Leading to Equitable Access: Three Steps for Principals
While the U.S. Department of Education works to develop a 50-state strategy addressing equitable access to effective teachers, school leaders are making staffing decisions for the 2014–15 school year. Principals and superintendents can’t wait for national policy to address the inequities in teacher effectiveness across states, districts, and schools. They need to take the lead on equitable access now.
This summer, as principals collaborate with superintendents and other district leaders to determine school staff for the next academic year, they will be making hard choices that can affect students’ equitable access to effective teachers. Through our work at American Institutes for Research (AIR) to help states, districts, and professional development organizations assess and coach principals, we have identified these three key practical actions principals can take to lead the way in on equitable access now:
First, principals can improve new-teacher placements. Many teachers who are new to the profession or to schools often experience a “school of hard knocks” in their early years in a school. They find themselves placed in classes that are out of their subject or grade-level training or in classes with behavior challenges— with no support from mentors. The process might contribute inequitable access to teaching excellence for students who need the most support and new teacher burnout. Instead, principals should make teaching assignments based on training and experience, not seniority. Principals also can encourage coteaching, offer reduced teaching loads and teacher preps, and minimize administrative assignments for new or new-to-school teachers.
Second, principals can focus on school culture and working conditions. As this report from the National Center for the Analysis of Longitundinal Data in Education Research shows, great teachers will choose to join and stay in schools that, they feel, have a culture characterized by shared leadership, safety and security, peer collaboration, trust, and support for instructional risk-taking. Principals can help create this environment by setting financial priorities, encouraging peer discussions about teaching practices, protecting teacher time for routine collaboration, and ensuring that decision making in the school is transparent. Besides these actions, other principal strategies will depend on each school’s history and situation. To determine the best actions, principals should have the support of experienced supervisors and coaches who know the school and are comfortable with the principal’s leadership style.

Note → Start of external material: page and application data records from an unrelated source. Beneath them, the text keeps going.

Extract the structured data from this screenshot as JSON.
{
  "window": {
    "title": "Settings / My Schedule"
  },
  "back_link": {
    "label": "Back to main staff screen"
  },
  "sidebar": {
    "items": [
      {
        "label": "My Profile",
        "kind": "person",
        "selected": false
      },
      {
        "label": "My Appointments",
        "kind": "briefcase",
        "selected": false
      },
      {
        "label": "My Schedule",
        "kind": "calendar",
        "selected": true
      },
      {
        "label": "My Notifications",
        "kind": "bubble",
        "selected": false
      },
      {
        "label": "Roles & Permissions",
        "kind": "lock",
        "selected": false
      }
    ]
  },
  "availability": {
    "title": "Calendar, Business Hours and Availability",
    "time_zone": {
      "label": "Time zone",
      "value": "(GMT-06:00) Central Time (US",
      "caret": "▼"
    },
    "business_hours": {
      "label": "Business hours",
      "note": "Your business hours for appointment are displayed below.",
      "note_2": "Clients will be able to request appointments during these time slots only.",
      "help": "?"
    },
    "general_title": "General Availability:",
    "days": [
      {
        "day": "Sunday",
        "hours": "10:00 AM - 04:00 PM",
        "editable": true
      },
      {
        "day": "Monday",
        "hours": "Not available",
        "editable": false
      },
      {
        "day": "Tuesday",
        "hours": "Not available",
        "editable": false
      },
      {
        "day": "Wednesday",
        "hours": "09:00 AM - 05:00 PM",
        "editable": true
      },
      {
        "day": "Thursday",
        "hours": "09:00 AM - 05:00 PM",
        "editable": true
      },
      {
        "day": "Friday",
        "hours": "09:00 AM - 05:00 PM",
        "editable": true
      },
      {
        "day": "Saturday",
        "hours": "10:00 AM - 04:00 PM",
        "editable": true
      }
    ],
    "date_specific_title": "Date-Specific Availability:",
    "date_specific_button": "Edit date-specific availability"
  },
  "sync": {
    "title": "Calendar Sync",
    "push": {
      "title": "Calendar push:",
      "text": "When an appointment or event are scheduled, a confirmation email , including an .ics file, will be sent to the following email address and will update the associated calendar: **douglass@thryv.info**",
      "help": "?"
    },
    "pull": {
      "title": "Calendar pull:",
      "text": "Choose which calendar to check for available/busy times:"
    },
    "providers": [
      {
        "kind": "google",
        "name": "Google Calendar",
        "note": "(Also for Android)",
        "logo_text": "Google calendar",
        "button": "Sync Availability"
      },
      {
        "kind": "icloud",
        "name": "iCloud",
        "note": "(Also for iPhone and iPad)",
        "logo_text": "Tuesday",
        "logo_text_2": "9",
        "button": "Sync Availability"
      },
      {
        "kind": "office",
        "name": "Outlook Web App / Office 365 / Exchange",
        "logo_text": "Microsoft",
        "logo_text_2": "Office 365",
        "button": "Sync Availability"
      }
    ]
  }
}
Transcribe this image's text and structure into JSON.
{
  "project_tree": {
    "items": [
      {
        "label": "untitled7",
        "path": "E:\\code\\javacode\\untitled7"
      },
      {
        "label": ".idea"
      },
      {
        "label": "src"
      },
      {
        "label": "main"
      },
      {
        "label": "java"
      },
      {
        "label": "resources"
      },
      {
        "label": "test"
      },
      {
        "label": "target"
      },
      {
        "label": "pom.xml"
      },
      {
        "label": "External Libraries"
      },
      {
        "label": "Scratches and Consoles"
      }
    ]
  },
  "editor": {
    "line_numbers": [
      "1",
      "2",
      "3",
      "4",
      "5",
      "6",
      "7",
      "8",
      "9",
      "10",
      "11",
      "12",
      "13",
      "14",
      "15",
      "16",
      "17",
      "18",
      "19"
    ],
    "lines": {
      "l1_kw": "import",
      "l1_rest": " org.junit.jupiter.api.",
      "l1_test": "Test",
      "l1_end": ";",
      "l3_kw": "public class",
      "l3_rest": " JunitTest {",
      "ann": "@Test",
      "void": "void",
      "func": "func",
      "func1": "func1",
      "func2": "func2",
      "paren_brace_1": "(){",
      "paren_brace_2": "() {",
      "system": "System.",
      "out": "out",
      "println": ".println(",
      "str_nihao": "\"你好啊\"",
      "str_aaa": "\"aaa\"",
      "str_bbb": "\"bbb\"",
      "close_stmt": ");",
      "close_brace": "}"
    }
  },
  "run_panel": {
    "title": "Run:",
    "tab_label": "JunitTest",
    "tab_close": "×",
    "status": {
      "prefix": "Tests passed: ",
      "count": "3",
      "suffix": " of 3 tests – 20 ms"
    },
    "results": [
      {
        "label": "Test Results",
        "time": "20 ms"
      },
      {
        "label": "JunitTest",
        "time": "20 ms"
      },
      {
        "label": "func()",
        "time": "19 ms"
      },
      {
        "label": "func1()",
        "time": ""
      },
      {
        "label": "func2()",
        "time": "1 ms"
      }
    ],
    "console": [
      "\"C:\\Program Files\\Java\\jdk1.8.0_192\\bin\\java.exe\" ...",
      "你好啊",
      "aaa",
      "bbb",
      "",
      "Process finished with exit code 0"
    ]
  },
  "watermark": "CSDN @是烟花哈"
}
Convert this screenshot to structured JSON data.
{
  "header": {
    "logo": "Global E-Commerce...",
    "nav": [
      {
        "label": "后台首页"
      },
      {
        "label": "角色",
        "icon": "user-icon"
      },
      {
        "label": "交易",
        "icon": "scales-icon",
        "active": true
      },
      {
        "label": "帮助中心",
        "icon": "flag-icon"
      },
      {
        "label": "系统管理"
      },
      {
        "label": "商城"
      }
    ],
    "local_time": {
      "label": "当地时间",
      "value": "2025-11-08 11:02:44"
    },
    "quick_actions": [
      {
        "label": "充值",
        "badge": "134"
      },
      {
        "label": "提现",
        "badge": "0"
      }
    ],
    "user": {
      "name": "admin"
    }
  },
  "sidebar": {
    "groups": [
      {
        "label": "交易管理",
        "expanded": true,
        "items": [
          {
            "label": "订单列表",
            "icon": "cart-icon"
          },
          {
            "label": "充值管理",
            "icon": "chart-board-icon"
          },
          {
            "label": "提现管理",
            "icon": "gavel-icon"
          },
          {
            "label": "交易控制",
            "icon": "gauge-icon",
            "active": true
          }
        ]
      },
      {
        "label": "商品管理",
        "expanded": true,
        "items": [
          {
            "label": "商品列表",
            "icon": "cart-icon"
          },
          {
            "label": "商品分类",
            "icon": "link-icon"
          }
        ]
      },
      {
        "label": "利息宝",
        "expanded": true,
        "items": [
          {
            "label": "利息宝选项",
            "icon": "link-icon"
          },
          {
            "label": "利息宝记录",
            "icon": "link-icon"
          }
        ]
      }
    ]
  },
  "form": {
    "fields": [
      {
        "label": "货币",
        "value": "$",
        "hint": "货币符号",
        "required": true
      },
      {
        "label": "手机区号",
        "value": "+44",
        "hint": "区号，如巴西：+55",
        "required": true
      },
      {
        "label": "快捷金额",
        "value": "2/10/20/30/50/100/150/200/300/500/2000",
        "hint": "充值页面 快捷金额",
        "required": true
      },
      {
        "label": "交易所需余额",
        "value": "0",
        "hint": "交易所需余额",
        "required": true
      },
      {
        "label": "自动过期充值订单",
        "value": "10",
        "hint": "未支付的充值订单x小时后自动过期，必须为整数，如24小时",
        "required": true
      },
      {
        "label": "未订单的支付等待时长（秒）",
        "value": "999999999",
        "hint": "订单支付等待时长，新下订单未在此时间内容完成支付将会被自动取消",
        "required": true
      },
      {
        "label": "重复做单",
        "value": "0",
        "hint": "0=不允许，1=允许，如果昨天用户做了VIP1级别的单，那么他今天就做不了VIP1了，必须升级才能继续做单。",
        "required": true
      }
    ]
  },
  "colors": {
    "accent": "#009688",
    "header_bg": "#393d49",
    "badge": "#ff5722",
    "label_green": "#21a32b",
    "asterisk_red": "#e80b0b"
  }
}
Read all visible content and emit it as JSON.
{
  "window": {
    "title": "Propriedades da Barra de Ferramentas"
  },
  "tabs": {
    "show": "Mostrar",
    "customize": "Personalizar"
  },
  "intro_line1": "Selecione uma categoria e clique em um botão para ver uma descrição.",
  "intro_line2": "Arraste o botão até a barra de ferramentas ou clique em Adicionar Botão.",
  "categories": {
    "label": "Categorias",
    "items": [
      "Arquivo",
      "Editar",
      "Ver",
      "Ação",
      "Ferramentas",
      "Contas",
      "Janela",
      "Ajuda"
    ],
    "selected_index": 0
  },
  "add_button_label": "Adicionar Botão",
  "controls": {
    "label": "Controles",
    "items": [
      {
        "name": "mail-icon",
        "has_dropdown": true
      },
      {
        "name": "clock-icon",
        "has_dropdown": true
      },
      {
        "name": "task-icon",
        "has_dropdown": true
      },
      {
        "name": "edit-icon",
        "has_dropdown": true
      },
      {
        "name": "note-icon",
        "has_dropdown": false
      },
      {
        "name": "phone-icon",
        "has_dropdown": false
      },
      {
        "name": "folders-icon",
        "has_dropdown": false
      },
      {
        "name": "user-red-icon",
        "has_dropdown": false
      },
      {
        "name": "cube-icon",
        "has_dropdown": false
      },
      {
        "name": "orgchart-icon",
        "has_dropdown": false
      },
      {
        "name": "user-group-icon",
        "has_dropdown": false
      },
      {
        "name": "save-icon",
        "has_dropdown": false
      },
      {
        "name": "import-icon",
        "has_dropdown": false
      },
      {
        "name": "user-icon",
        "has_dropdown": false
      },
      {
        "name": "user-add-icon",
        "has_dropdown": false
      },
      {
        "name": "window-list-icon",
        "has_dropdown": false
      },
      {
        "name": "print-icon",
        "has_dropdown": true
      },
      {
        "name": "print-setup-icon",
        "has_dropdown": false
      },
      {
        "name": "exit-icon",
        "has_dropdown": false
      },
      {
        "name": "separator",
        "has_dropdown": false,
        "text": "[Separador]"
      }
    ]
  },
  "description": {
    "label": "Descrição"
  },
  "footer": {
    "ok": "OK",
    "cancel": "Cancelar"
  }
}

- Third, principals can assess teachers’ performance and develop their practice. Frequent, fair, and accurate assessments of teaching can be the basis for conversation between principals and teachers, and chart a course for professional development for all teachers. Performance feedback done well is highly motivating to teachers, so school leaders at all levels must master this art. That’s why AIR’s work with principal coaches and supervisors zeroes in on building principals’ practice as teacher evaluators.
To be sure, because inequitable access often stems from inequities across schools—as shown in a recent study by Mathematica Policy Research— state and district leaders can’t rely on principals alone to solve this problem. Yet principals can play leading roles, especially as they prepare for the new school year. And they deserve encouragement and support for doing so.
Now it’s your turn. We want to hear your thoughts:
What other actions do you recommend that principals should do to improve the school culture and working conditions for teachers?
What can superintendents do to support improved instructional leadership and school culture?
- What can policymakers and state education agencies do to support principals taking on this vital work?